It is true that Hickman v. Taylor does not directly involve Rule 34, under which the motion to produce was filed in the instant case. But the opinion in that case appears to announce general principles for the guidance of the Federal courts in the application of all of the rules embraced within part V, Federal Rules of Civil Procedure, covering Depositions and Discovery, to wit, Rules 26-37, inclusive. Within those principles the motion to produce in the instant case was insufficient for lack of a showing of good cause. There was no recitation in the motion, and no supporting affidavit, making it appear that any of the considerations italicized in the above quotation from Hickman v. Taylor, or any other considerations showing need for the production of the Davis report, existed.
There are in the record on appeal, in addition to the appellant's motion to produce the report of Davis, certain excerpts from the deposition referred to in the motion. These excerpts confirm the statement made in the motion that a written report of the accident was made by Davis, and they show also that two days after the accident he was suspended from duty upon the ground that the accident was avoidable and that on that account he resigned from his position with the appellee. The deposition from which these excerpts are taken bears a filing date in the District Court prior to the date of the filing of the motion. We will therefore assume, although it is in dispute, that the excerpts from the deposition were called to the attention of the court at the time of its consideration of the motion. It is urged by the appellant that from these excerpts good cause for the production of the Davis report was shown. The argument is that if Davis' written statement were consistent with his deposition, the appellee would probably not have suspended him from duty, from which it is apparently concluded that the court ought to have inferred that the purpose of the motion to produce was that of using the report as a foundation for cross-examination or impeachment. But it was not the duty of the District Court to search out a "good cause" for the production of the report.

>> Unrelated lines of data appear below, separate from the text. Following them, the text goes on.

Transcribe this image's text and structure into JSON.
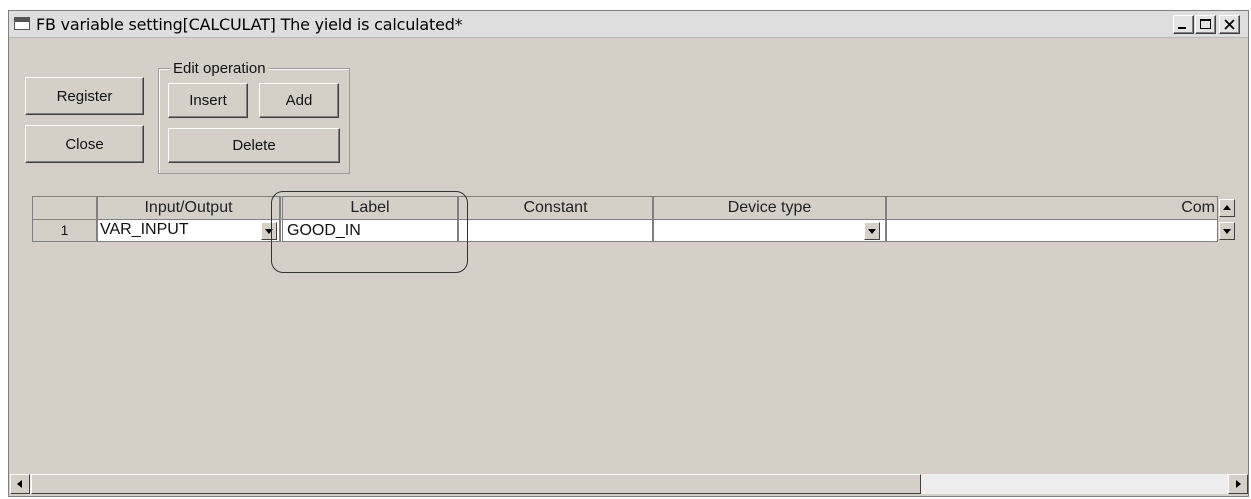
{
  "window": {
    "title": "FB variable setting[CALCULAT]  The yield is calculated*"
  },
  "buttons": {
    "register": "Register",
    "close": "Close"
  },
  "edit_operation": {
    "label": "Edit operation",
    "insert": "Insert",
    "add": "Add",
    "delete": "Delete"
  },
  "grid": {
    "columns": [
      "",
      "Input/Output",
      "Label",
      "Constant",
      "Device type",
      "Com"
    ],
    "rows": [
      {
        "number": "1",
        "input_output": "VAR_INPUT",
        "label": "GOOD_IN",
        "constant": "",
        "device_type": "",
        "comment": ""
      }
    ]
  },
  "icons": {
    "window": "window-icon",
    "minimize": "minimize-icon",
    "maximize": "maximize-icon",
    "close": "close-icon",
    "dropdown": "chevron-down-icon",
    "scroll_left": "arrow-left-icon",
    "scroll_right": "arrow-right-icon",
    "scroll_up": "arrow-up-icon",
    "scroll_down": "arrow-down-icon"
  }
}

It was the duty of the appellant explicitly to show in his motion or by a supporting affidavit the need of the report for the purposes of the trial.